** Prompt **
Among the entries that follow, find the lines holding "number" and say how many there are, with no other words.
┌──
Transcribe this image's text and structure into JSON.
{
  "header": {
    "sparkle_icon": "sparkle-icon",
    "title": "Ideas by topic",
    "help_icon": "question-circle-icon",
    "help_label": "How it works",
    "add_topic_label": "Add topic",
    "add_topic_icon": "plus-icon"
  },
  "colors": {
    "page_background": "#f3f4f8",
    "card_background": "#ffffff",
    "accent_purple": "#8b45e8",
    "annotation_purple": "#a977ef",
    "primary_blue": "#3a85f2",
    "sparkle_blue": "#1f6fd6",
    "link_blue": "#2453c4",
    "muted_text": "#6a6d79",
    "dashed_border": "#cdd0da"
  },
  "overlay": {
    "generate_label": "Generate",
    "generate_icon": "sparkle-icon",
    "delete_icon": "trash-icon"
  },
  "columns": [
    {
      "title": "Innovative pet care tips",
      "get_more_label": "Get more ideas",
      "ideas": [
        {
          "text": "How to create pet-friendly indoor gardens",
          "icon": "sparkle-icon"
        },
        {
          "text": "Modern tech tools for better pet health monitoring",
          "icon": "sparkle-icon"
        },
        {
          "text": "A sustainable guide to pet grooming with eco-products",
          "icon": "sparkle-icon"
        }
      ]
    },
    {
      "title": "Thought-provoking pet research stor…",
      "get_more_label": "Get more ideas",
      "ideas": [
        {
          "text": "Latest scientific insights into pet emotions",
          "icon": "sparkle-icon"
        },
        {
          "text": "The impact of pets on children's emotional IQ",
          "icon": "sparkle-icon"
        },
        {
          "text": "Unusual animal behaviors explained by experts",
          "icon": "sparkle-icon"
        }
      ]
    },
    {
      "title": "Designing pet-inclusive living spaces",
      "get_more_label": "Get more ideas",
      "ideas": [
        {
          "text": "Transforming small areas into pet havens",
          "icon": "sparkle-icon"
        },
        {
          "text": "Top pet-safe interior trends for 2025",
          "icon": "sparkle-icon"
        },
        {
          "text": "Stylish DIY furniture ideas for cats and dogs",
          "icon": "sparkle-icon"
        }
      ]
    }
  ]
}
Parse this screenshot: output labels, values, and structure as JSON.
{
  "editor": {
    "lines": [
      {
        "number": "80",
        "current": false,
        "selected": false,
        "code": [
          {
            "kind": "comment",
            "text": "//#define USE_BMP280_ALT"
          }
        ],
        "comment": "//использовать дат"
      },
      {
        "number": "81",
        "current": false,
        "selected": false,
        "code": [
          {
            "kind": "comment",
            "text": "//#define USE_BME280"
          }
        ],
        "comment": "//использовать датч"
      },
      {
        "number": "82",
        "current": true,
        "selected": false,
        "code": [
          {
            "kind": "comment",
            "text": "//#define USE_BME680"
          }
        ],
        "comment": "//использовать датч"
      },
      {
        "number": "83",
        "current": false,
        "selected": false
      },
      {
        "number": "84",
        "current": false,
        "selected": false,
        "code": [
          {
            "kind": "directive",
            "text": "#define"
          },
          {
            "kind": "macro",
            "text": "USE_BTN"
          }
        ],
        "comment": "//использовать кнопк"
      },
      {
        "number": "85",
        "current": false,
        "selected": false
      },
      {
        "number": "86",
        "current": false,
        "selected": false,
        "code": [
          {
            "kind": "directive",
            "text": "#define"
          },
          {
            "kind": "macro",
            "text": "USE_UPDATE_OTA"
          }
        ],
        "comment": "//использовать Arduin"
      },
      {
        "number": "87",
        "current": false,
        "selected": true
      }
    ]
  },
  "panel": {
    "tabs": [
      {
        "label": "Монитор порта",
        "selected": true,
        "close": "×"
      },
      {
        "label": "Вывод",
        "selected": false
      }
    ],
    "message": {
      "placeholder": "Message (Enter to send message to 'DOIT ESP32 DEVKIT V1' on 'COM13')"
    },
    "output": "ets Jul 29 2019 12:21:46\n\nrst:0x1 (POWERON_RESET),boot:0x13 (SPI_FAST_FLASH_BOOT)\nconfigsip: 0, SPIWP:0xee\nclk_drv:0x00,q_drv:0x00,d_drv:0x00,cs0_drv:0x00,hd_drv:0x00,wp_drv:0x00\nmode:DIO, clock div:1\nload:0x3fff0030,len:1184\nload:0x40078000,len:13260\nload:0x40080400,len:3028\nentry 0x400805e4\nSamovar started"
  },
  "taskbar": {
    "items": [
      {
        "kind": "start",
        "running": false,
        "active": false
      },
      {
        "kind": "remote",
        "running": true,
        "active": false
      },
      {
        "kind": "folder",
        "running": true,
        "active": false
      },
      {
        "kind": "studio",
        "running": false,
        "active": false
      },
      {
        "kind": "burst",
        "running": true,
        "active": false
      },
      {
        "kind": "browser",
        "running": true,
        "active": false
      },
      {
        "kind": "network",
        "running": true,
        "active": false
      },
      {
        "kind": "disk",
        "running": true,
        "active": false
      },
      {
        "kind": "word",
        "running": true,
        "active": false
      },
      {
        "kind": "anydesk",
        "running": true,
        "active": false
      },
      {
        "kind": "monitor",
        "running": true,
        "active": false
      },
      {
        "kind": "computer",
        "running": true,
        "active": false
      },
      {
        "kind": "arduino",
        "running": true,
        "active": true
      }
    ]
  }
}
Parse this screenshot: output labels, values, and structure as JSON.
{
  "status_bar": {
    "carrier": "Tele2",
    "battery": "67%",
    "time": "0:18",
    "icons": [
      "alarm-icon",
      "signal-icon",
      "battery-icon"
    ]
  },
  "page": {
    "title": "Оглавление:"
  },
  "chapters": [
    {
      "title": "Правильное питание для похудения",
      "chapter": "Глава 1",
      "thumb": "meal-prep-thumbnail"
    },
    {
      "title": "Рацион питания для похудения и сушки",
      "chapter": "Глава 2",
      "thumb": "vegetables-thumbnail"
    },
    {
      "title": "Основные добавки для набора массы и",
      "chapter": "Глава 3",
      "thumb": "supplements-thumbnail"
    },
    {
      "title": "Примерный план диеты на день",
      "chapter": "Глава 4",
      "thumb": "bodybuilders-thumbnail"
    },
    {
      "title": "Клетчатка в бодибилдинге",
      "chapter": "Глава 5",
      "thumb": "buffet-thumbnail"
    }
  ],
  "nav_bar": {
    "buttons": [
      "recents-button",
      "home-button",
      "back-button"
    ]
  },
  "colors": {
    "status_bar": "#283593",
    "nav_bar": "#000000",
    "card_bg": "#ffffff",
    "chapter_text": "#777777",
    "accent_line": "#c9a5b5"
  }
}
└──
** Written response **
8